(Element data from apps and pages)

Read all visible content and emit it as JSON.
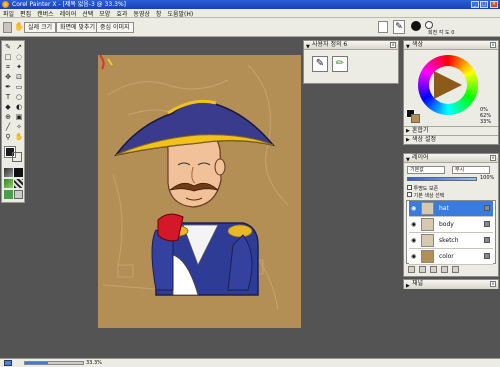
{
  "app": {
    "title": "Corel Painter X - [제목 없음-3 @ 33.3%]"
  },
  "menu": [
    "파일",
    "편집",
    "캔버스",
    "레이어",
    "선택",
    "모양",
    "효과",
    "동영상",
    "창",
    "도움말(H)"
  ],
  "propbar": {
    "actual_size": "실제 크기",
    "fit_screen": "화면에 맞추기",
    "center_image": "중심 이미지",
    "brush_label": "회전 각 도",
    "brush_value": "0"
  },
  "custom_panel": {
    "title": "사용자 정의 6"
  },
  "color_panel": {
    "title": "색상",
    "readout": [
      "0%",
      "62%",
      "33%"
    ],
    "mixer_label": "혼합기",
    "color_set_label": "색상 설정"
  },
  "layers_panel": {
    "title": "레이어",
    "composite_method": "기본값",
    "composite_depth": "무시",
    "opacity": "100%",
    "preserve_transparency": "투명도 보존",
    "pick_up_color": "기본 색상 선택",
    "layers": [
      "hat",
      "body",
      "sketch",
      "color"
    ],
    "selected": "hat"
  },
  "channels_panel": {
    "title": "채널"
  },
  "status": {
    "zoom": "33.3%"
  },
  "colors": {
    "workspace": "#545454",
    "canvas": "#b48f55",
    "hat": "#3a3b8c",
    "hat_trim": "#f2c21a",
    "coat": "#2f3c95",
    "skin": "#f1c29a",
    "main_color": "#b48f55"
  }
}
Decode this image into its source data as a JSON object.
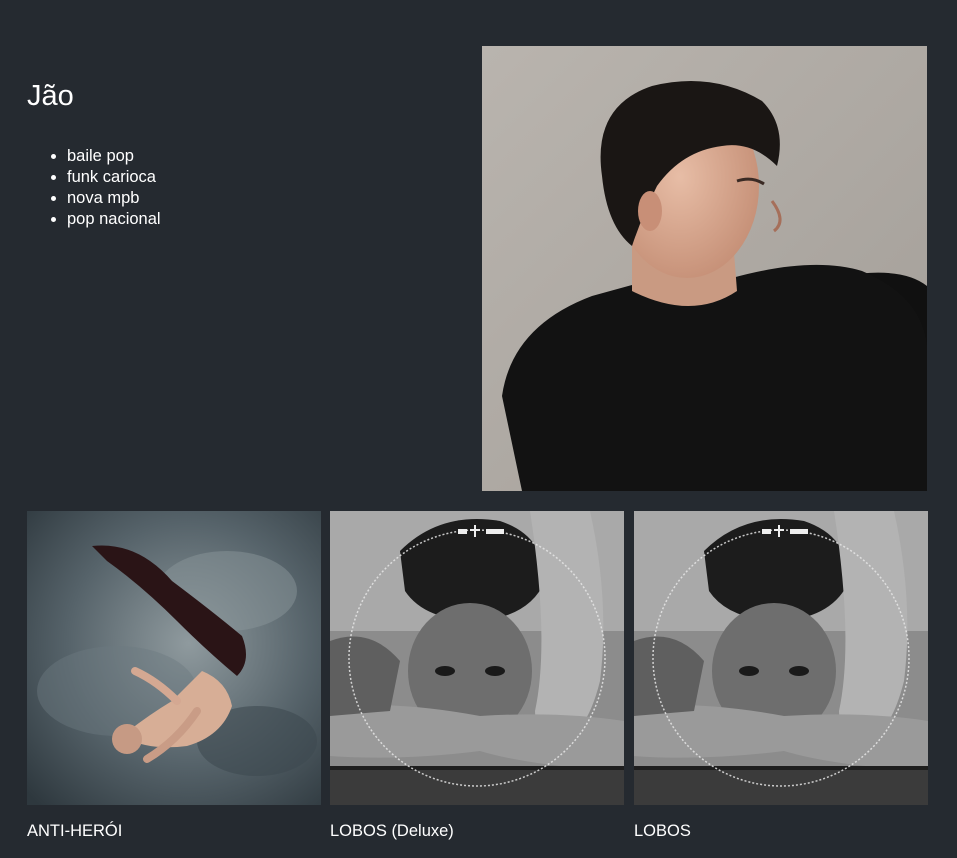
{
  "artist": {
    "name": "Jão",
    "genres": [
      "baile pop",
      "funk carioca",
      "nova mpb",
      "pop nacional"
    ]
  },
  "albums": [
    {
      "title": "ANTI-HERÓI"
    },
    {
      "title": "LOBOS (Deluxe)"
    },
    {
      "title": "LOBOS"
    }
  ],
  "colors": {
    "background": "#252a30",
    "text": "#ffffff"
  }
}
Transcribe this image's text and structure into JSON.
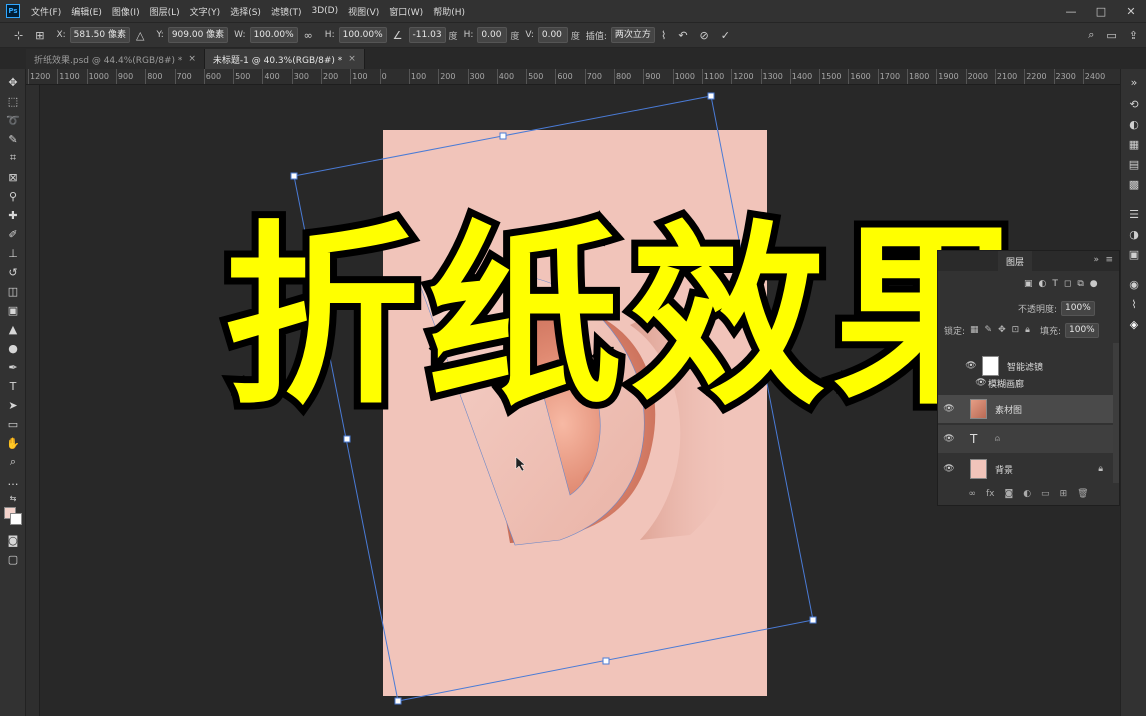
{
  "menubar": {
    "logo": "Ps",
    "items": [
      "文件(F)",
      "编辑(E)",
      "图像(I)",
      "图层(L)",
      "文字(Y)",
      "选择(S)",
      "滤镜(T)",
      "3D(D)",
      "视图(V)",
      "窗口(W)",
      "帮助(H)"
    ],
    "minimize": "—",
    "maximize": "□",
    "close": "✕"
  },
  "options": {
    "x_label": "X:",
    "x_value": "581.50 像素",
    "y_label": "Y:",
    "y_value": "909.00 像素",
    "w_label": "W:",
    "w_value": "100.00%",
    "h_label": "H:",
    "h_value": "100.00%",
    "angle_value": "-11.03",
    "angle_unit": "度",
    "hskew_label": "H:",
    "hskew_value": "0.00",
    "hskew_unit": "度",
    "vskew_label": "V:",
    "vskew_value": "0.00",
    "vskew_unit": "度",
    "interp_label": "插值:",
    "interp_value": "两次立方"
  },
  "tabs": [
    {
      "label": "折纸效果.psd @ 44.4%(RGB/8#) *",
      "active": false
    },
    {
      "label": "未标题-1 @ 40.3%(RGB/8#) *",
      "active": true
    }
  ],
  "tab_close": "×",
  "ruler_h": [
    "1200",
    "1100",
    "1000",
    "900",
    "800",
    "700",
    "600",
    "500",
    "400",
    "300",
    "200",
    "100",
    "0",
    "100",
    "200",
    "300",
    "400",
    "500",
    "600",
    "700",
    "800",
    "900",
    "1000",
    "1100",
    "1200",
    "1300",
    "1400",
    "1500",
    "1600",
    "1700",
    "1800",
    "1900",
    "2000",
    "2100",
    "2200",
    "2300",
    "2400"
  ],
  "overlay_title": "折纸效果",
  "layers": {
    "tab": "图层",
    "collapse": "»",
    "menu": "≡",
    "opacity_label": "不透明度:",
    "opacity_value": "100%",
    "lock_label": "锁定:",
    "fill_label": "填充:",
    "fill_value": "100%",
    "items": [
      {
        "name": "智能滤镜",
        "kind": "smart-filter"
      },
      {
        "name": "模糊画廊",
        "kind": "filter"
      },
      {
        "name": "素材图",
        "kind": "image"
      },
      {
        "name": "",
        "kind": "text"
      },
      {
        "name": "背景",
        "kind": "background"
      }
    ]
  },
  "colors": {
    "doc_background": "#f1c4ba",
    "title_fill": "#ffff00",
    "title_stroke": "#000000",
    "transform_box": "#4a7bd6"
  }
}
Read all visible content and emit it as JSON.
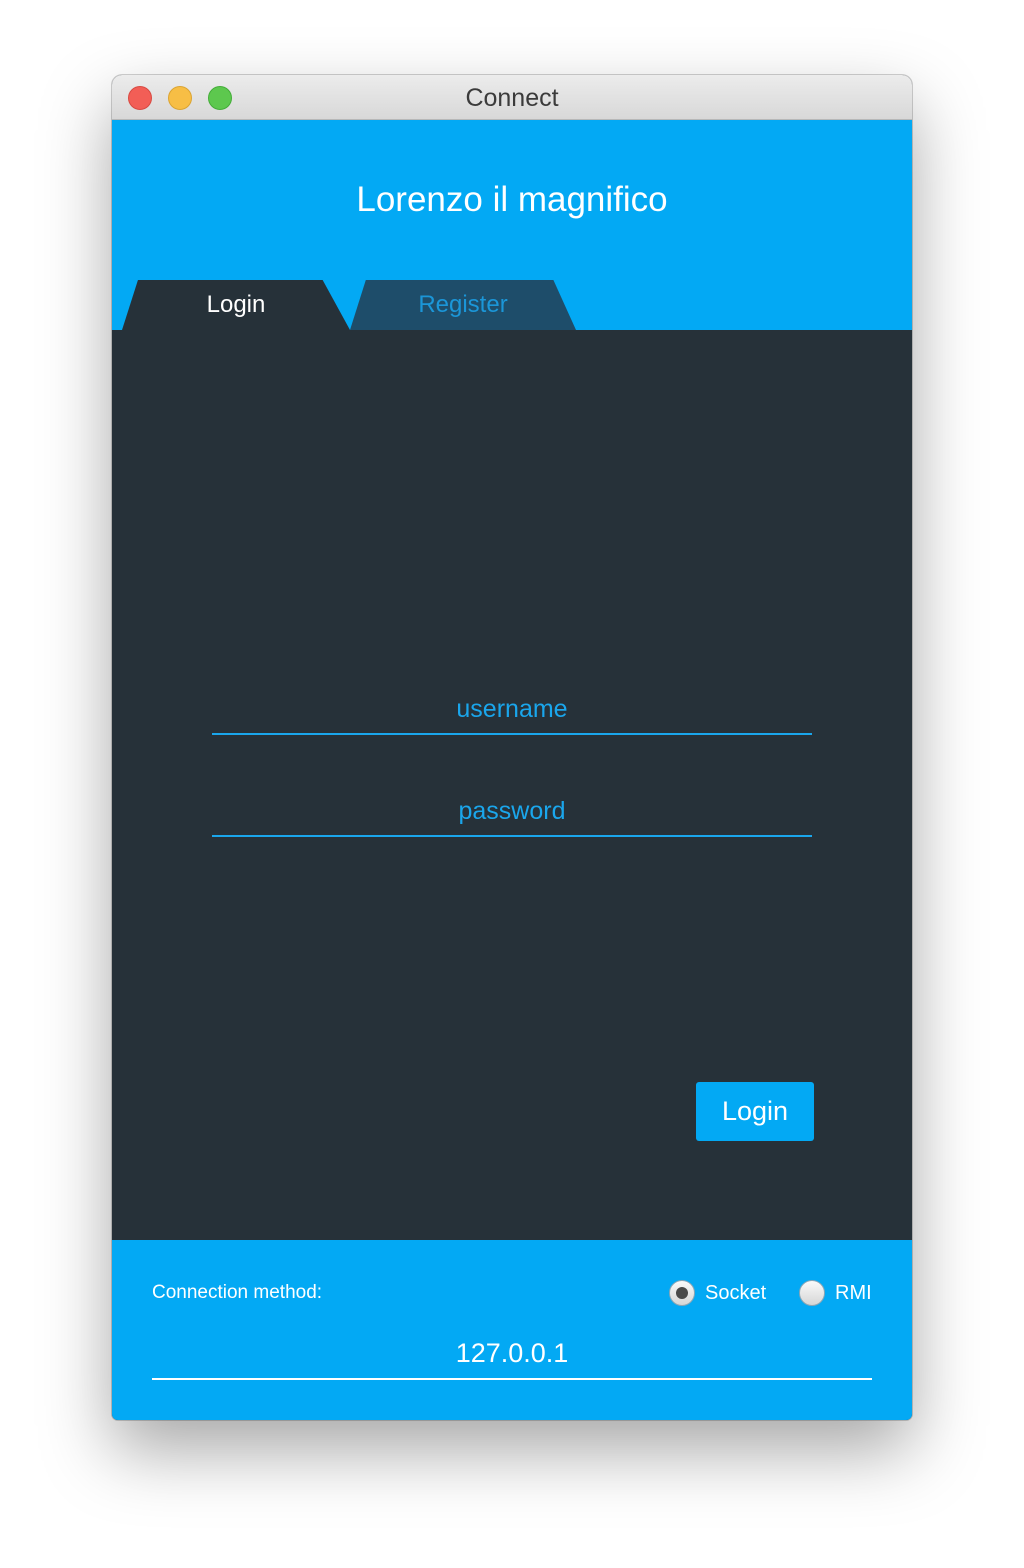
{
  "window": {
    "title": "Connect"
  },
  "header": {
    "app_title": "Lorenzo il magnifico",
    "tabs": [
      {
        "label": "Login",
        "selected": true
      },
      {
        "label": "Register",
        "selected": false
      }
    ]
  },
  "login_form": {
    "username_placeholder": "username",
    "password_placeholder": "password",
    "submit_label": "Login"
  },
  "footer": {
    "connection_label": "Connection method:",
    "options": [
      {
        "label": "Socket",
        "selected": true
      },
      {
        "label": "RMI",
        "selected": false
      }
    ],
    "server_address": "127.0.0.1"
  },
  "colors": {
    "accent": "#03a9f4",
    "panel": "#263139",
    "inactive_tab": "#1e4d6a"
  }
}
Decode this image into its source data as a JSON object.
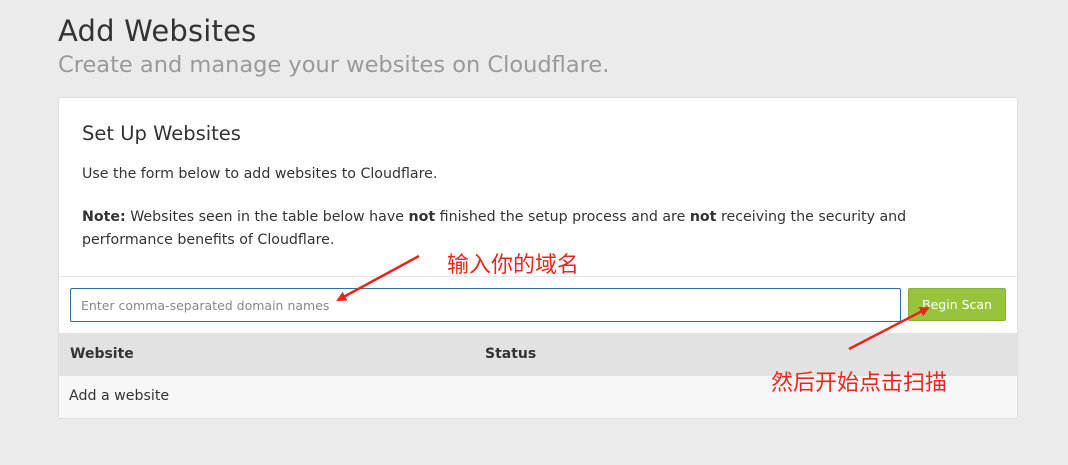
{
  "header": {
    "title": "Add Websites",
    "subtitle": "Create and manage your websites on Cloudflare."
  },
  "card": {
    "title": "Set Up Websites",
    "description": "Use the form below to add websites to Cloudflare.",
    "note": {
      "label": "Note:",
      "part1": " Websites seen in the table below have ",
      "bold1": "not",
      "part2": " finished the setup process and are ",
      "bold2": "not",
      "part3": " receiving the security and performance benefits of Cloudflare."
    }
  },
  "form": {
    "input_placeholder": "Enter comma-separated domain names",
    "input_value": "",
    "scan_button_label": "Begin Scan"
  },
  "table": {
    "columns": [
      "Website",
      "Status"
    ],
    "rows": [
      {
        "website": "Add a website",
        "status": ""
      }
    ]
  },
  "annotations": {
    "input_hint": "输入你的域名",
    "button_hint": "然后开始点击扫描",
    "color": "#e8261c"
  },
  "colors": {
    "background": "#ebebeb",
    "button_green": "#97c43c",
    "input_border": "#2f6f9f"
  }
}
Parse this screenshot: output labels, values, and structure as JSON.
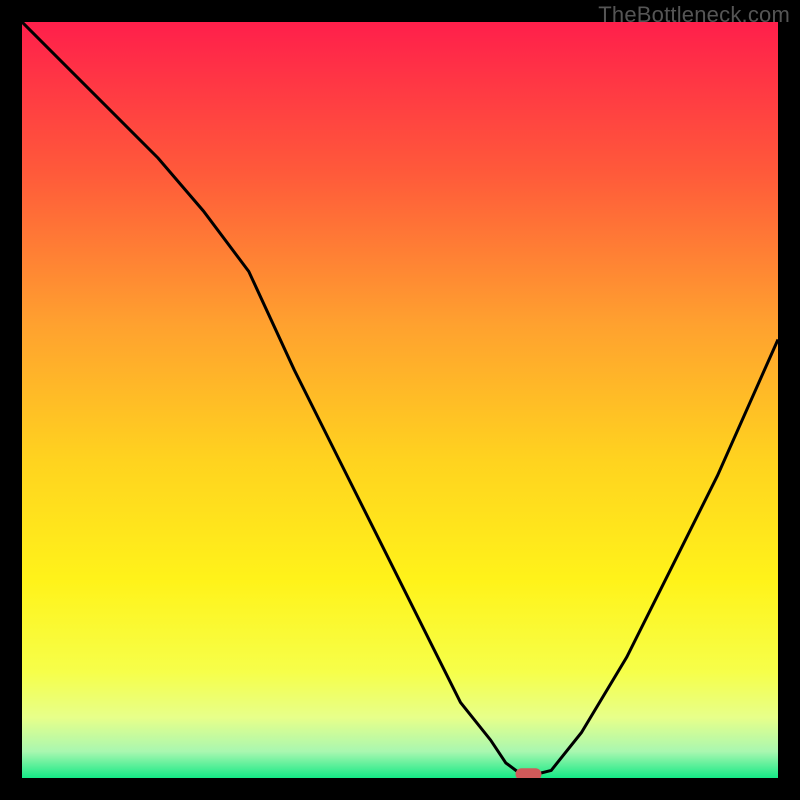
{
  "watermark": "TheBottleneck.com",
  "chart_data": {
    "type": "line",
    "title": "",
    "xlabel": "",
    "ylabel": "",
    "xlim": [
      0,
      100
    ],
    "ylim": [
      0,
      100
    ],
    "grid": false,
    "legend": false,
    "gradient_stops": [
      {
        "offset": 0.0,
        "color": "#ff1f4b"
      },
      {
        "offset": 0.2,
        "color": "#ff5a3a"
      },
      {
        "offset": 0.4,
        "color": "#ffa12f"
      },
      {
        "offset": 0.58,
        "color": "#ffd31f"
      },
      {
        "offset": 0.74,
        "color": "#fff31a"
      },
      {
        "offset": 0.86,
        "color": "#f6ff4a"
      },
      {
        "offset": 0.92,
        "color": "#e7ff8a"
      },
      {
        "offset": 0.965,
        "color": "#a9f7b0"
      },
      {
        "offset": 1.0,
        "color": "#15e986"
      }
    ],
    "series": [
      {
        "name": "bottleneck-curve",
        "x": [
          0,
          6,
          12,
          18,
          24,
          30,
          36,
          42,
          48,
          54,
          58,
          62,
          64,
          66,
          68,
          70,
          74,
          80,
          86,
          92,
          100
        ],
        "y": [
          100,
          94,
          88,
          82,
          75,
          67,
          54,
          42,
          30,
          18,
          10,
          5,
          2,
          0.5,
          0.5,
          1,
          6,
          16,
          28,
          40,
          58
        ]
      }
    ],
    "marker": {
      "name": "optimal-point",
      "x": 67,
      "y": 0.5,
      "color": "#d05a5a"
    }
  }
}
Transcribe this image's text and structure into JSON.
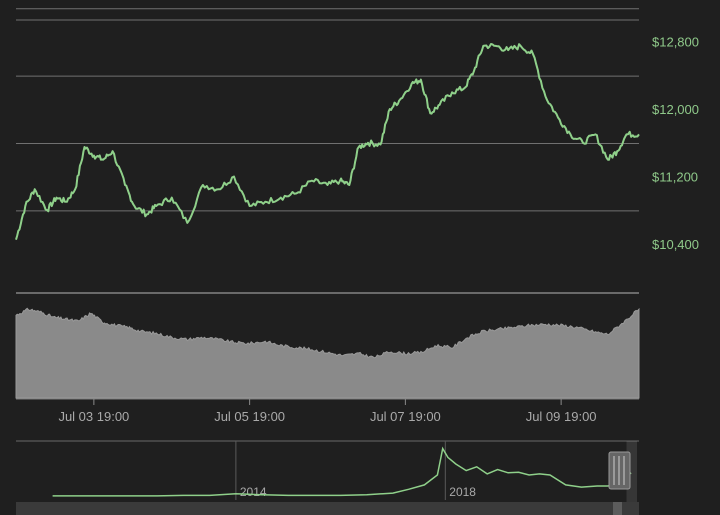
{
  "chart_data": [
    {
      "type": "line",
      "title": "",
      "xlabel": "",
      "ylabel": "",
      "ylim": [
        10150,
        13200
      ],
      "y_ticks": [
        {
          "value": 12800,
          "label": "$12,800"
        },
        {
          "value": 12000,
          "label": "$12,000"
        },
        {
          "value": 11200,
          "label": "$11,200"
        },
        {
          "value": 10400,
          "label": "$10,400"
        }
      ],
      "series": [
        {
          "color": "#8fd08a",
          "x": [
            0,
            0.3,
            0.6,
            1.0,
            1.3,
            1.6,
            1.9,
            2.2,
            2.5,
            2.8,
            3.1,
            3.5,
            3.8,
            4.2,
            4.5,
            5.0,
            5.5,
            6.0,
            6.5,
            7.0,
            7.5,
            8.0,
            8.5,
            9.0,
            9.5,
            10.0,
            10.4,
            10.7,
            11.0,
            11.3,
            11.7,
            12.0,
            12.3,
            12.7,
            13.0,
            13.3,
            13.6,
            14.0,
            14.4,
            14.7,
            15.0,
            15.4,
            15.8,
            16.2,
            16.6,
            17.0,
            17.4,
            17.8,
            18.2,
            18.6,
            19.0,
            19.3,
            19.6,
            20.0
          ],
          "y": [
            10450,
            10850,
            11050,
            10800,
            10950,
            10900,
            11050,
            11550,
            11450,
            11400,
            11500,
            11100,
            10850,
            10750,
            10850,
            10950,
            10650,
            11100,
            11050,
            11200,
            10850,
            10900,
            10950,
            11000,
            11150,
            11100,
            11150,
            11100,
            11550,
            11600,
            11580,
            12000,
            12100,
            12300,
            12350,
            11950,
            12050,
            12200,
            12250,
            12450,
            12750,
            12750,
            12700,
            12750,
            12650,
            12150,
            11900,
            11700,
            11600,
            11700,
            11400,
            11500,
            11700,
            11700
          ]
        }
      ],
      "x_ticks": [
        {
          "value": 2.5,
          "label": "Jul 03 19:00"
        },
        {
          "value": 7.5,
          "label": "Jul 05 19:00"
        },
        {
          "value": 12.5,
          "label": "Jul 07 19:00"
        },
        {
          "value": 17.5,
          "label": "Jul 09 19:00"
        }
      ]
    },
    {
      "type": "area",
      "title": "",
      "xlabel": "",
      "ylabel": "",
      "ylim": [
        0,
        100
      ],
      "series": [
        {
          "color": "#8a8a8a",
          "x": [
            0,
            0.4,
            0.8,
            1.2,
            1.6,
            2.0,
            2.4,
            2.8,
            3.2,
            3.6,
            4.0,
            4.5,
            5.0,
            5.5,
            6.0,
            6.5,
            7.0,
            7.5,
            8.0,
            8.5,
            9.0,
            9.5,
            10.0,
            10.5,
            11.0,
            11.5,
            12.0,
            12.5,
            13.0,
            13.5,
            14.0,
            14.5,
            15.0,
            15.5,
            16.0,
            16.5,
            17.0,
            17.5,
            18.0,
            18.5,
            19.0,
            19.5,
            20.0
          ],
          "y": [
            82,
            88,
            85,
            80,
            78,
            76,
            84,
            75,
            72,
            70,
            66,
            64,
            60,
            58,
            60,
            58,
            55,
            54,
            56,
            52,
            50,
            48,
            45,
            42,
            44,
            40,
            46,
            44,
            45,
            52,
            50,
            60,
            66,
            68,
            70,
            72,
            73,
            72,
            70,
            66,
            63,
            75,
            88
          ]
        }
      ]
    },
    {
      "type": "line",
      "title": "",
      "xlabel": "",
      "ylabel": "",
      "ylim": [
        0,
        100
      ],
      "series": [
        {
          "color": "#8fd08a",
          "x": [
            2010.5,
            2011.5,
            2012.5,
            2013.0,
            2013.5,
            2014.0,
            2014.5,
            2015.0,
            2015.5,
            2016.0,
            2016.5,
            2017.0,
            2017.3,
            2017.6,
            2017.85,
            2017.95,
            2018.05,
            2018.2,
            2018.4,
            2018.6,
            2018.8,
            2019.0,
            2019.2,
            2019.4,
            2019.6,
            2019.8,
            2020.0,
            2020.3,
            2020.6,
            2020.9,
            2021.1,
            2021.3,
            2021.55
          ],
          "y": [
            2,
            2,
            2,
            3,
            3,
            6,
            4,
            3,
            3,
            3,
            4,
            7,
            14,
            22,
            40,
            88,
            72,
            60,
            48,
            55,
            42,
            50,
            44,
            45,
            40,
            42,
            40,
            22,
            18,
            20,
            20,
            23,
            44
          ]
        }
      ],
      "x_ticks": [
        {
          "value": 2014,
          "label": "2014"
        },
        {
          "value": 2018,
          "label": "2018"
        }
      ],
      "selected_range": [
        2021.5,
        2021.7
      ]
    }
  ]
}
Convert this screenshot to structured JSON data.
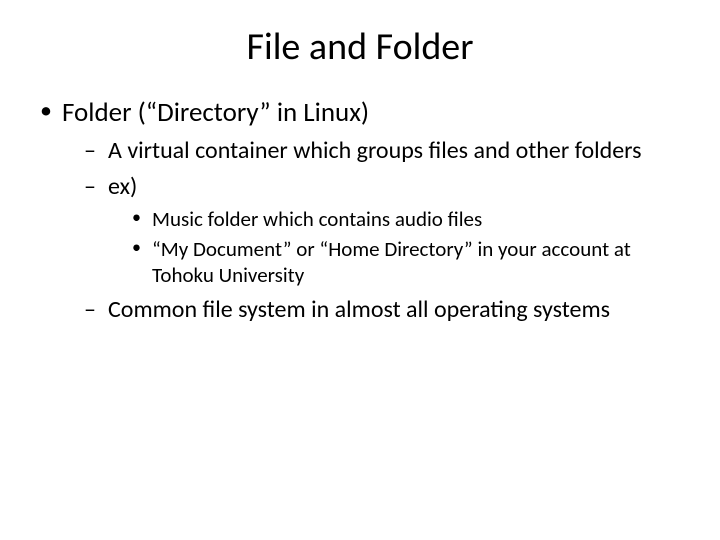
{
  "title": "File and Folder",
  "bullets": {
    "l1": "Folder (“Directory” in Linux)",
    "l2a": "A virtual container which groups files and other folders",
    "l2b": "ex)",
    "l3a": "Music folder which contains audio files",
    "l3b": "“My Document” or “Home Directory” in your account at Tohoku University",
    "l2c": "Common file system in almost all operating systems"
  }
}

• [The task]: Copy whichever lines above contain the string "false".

• [Solution to this task]:
      "active": false
        "selected": false
        "selected": false
    "grid": false,
    "legend": false,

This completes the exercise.